Alumni and students across Nicholls State University look forward to the annual local heritage festival, Swamp Stomp.

The seventh annual Louisiana Swamp Stomp festival begins tomorrow. The three-day festival features musicians and artists that pride the culture of southern Louisiana. South Louisiana foods, history, economic development and culture are unique areas the festival will display.

Swamp Stomp has grown interest amongst students who have attended Nicholls in the previous years. From the diversity of Louisiana foods to the showcase of cultural music, many students find the festival very educational.

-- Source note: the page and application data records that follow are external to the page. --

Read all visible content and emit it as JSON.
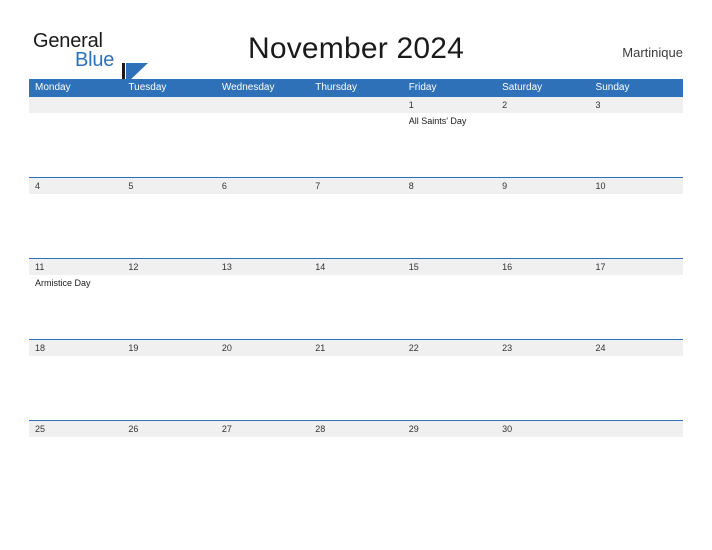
{
  "brand": {
    "name_part1": "General",
    "name_part2": "Blue",
    "logo_icon": "general-blue-triangle-logo",
    "accent_color": "#2e71b8"
  },
  "header": {
    "title": "November 2024",
    "location": "Martinique"
  },
  "calendar": {
    "weekday_headers": [
      "Monday",
      "Tuesday",
      "Wednesday",
      "Thursday",
      "Friday",
      "Saturday",
      "Sunday"
    ],
    "header_bg": "#2e71b8",
    "number_band_bg": "#f0f0f0",
    "weeks": [
      {
        "days": [
          {
            "number": "",
            "event": ""
          },
          {
            "number": "",
            "event": ""
          },
          {
            "number": "",
            "event": ""
          },
          {
            "number": "",
            "event": ""
          },
          {
            "number": "1",
            "event": "All Saints' Day"
          },
          {
            "number": "2",
            "event": ""
          },
          {
            "number": "3",
            "event": ""
          }
        ]
      },
      {
        "days": [
          {
            "number": "4",
            "event": ""
          },
          {
            "number": "5",
            "event": ""
          },
          {
            "number": "6",
            "event": ""
          },
          {
            "number": "7",
            "event": ""
          },
          {
            "number": "8",
            "event": ""
          },
          {
            "number": "9",
            "event": ""
          },
          {
            "number": "10",
            "event": ""
          }
        ]
      },
      {
        "days": [
          {
            "number": "11",
            "event": "Armistice Day"
          },
          {
            "number": "12",
            "event": ""
          },
          {
            "number": "13",
            "event": ""
          },
          {
            "number": "14",
            "event": ""
          },
          {
            "number": "15",
            "event": ""
          },
          {
            "number": "16",
            "event": ""
          },
          {
            "number": "17",
            "event": ""
          }
        ]
      },
      {
        "days": [
          {
            "number": "18",
            "event": ""
          },
          {
            "number": "19",
            "event": ""
          },
          {
            "number": "20",
            "event": ""
          },
          {
            "number": "21",
            "event": ""
          },
          {
            "number": "22",
            "event": ""
          },
          {
            "number": "23",
            "event": ""
          },
          {
            "number": "24",
            "event": ""
          }
        ]
      },
      {
        "days": [
          {
            "number": "25",
            "event": ""
          },
          {
            "number": "26",
            "event": ""
          },
          {
            "number": "27",
            "event": ""
          },
          {
            "number": "28",
            "event": ""
          },
          {
            "number": "29",
            "event": ""
          },
          {
            "number": "30",
            "event": ""
          },
          {
            "number": "",
            "event": ""
          }
        ]
      }
    ]
  }
}
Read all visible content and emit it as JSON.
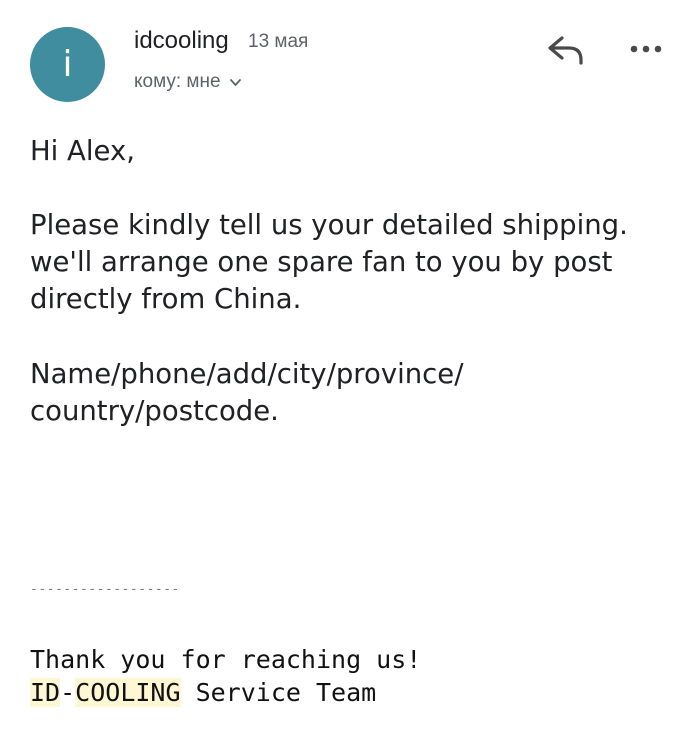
{
  "header": {
    "avatar_letter": "i",
    "avatar_color": "#3f8d9f",
    "sender": "idcooling",
    "date": "13 мая",
    "recipient": "кому: мне",
    "recipient_toggle_icon": "chevron-down-icon",
    "reply_icon": "reply-arrow-icon",
    "more_icon": "more-horizontal-icon"
  },
  "body": {
    "greeting": "Hi Alex,",
    "paragraph1": [
      "Please kindly tell us your detailed shipping.",
      "we'll arrange one spare fan to you by post",
      "directly from China."
    ],
    "paragraph2": [
      "Name/phone/add/city/province/",
      "country/postcode."
    ]
  },
  "signature": {
    "divider": "------------------",
    "line1": "Thank you for reaching us!",
    "brand_part1": "ID",
    "brand_dash": "-",
    "brand_part2": "COOLING",
    "team": " Service Team",
    "highlight_color": "#fdf8d3"
  }
}
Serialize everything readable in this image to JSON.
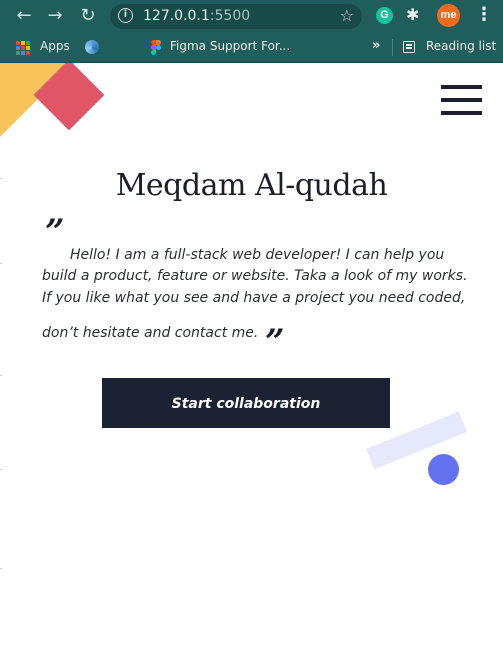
{
  "browser": {
    "url_host": "127.0.0.1",
    "url_port": ":5500",
    "profile_initials": "me",
    "extension_letter": "G",
    "icons": {
      "back": "arrow-left-icon",
      "forward": "arrow-right-icon",
      "reload": "reload-icon",
      "info": "info-icon",
      "star": "star-icon",
      "extensions": "puzzle-icon",
      "menu": "kebab-menu-icon"
    },
    "bookmarks": {
      "apps_label": "Apps",
      "figma_label": "Figma Support For...",
      "overflow_label": "»",
      "reading_list_label": "Reading list"
    }
  },
  "page": {
    "colors": {
      "accent_yellow": "#f7c35a",
      "accent_red": "#e05666",
      "dark": "#1b2232",
      "accent_blue": "#6472f2",
      "accent_blue_light": "#e6e8fb"
    },
    "hero": {
      "name": "Meqdam Al-qudah",
      "quote_open": "”",
      "quote_close": "”",
      "bio_lines": [
        "Hello! I am a full-stack web developer! I can help you",
        "build a product, feature or website. Taka a look of my works.",
        "If you like what you see and have a project you need coded,",
        "don’t hesitate and contact me."
      ],
      "cta_label": "Start collaboration"
    }
  }
}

Chris Johnson, Nicholls alumnus, recalls going to Swamp Stomp during his undergraduate years. Before attending a few festivals, Johnson didn’t realize how much southern Louisiana had to offer.
“The one thing I enjoy about attending the fest each year is the great food and the cultural aspect of the festival,” Johnson said. “Before attending the fest for the first time a few years back, I wasn’t aware of the cultural art and talent offered around here.”

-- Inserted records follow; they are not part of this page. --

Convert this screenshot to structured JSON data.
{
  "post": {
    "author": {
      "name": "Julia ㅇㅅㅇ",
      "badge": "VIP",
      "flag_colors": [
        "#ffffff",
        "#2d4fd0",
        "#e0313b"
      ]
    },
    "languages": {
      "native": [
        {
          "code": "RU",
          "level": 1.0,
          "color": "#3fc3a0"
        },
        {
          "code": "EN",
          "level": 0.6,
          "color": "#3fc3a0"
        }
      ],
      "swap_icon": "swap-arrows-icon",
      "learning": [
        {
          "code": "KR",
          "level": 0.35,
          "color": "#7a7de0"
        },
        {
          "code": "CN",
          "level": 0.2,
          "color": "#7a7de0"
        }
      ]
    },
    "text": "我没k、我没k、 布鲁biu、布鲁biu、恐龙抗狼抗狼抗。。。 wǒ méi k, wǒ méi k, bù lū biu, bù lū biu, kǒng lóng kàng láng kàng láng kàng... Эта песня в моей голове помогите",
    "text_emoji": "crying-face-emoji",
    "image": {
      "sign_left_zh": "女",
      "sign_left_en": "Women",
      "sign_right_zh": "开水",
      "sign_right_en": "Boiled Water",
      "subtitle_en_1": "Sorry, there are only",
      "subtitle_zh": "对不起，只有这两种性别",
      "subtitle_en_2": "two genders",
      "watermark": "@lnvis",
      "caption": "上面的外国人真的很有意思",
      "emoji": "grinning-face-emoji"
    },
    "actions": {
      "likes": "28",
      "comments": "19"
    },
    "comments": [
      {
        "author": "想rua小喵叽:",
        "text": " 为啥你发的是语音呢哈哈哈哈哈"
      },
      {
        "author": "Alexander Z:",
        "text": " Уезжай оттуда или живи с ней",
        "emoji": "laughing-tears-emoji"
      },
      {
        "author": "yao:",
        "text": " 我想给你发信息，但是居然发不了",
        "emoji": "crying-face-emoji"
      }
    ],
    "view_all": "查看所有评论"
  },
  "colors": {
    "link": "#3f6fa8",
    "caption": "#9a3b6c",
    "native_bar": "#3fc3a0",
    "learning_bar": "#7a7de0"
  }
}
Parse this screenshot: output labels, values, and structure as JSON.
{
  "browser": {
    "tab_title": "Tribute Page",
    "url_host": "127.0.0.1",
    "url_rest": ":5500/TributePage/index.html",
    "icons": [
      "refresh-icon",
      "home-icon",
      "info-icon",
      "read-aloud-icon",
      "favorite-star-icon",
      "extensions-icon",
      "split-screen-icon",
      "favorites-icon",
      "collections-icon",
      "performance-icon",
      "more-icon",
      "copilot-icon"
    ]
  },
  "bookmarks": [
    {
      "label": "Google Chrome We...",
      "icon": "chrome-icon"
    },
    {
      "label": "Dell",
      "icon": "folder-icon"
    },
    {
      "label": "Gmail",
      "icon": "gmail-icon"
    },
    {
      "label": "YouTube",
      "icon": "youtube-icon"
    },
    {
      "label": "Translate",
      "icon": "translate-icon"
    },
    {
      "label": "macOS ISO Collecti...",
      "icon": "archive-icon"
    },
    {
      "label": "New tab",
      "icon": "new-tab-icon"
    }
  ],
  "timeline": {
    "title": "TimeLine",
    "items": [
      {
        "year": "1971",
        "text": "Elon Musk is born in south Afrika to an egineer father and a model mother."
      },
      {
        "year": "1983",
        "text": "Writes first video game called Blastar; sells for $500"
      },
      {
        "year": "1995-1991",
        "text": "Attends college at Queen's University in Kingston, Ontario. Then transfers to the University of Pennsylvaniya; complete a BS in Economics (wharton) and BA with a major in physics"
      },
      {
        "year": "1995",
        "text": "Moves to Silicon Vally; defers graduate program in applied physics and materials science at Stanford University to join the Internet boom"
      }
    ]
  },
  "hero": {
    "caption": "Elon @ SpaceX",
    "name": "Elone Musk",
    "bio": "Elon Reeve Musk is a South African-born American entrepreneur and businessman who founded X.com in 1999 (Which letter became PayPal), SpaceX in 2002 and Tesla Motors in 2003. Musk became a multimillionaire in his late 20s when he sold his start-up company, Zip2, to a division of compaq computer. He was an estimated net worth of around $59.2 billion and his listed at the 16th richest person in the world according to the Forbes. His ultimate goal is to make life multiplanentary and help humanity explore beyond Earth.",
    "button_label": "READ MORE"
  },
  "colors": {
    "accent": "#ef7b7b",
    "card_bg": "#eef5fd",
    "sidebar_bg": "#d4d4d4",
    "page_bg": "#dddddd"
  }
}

The festival promotes art and music, especially in the Bayou region. Swamp Stomp offers an opportunity for Louisiana artist to promote their talents. Zydeco and Cajun music are are featured in the festival.

Sterling Bailey, a senior sociology major of Ruston, La., enjoys learning about the Cajun culture, specifically Cajun music.

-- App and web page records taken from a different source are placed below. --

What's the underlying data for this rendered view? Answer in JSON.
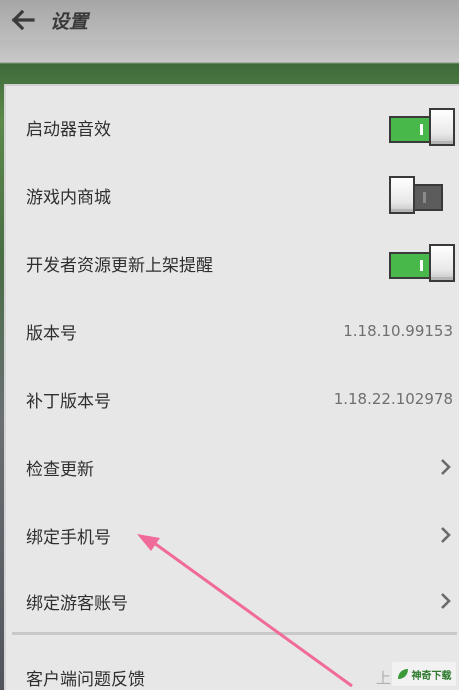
{
  "header": {
    "title": "设置"
  },
  "settings": {
    "launcher_sound": {
      "label": "启动器音效",
      "enabled": true
    },
    "in_game_store": {
      "label": "游戏内商城",
      "enabled": false
    },
    "dev_update_alert": {
      "label": "开发者资源更新上架提醒",
      "enabled": true
    },
    "version": {
      "label": "版本号",
      "value": "1.18.10.99153"
    },
    "patch_version": {
      "label": "补丁版本号",
      "value": "1.18.22.102978"
    },
    "check_update": {
      "label": "检查更新"
    },
    "bind_phone": {
      "label": "绑定手机号"
    },
    "bind_guest": {
      "label": "绑定游客账号"
    },
    "feedback": {
      "label": "客户端问题反馈",
      "value": "上"
    }
  },
  "watermark": {
    "text": "神奇下载"
  },
  "colors": {
    "toggle_on": "#48b84a",
    "annotation_arrow": "#f06a9a"
  }
}
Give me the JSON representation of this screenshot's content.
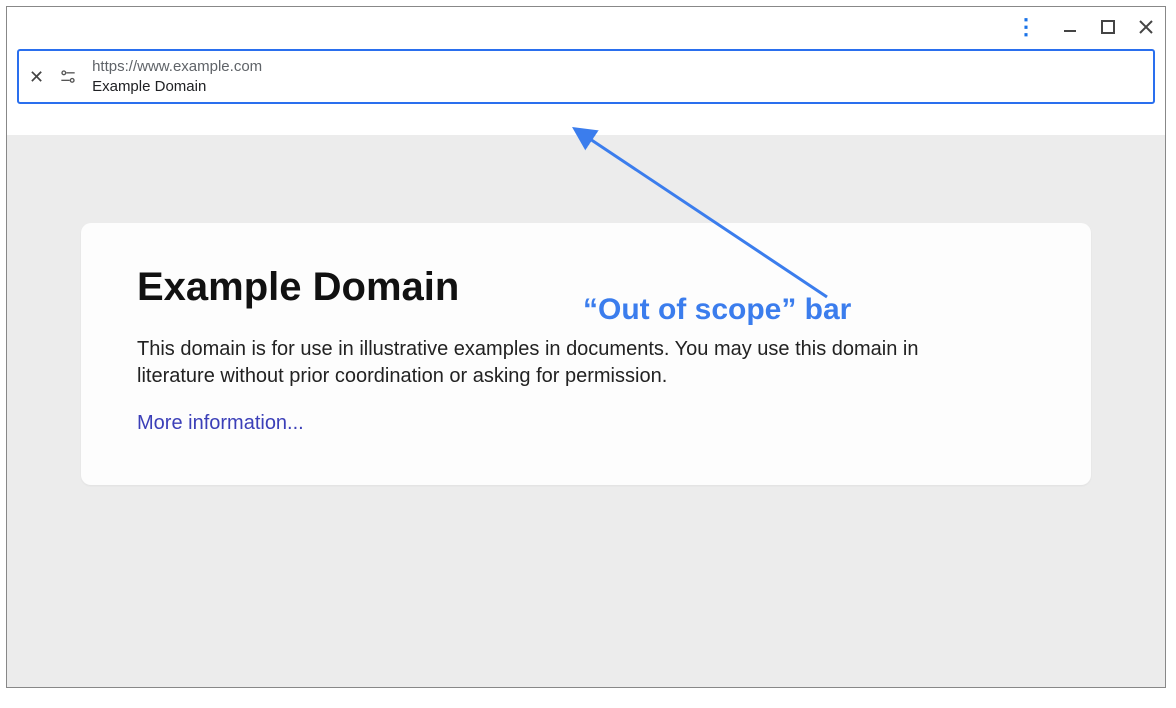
{
  "address_bar": {
    "url": "https://www.example.com",
    "title": "Example Domain"
  },
  "page": {
    "heading": "Example Domain",
    "body": "This domain is for use in illustrative examples in documents. You may use this domain in literature without prior coordination or asking for permission.",
    "link_label": "More information..."
  },
  "annotation": {
    "label": "“Out of scope” bar"
  }
}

“I’ve heard Zydeco and Cajun music before relocating down here from northern Louisiana, but it’s a difference feel when seeing a live band performing the music,” Bailey said. “It’s more than playing accordion and guitar, it’s also the language of a proud Cajun heritage.”

The mission of the festival is to educate local, regional and out-of-state guests about the unique traditions. With the involvement of Nicholls, Swamp Stomp also aids in helping the University’s overall mission to serve educational needs to south Louisiana.

“I think many folks get a chance to really understand the tradition of the culture,” Bailey said. “For example, when a band plays and you see a group Cajun step-dancing and singing a song in French, that’s tradition ‘down the bayou’ and it’s fun to be apart of.”

The Swamp Stomp Festival is now a meaningful festival that shines light on the beauty of south Louisiana culture.

The Southeast Tourism Society has named the Louisiana Swamp Stomp Festival among its “Top 20 Events in the Southeast” for Mar. 2015. The festival will cost $10 a day, or $25 for a weekend pass. There will be no charge for the carnival side of the festival. Children 12 and under and also Nicholls students get in for free. Treater will be the first band to grace the stage Friday, staring at 4:30 p.m. Also on Friday, Tresors du Bayou (Treasures of the Bayou) will take place. Other activities of the festival include the Jumbo Gumbo Cook-Off, 5K Can-Can race and the 1-Mile White Boot Waddle.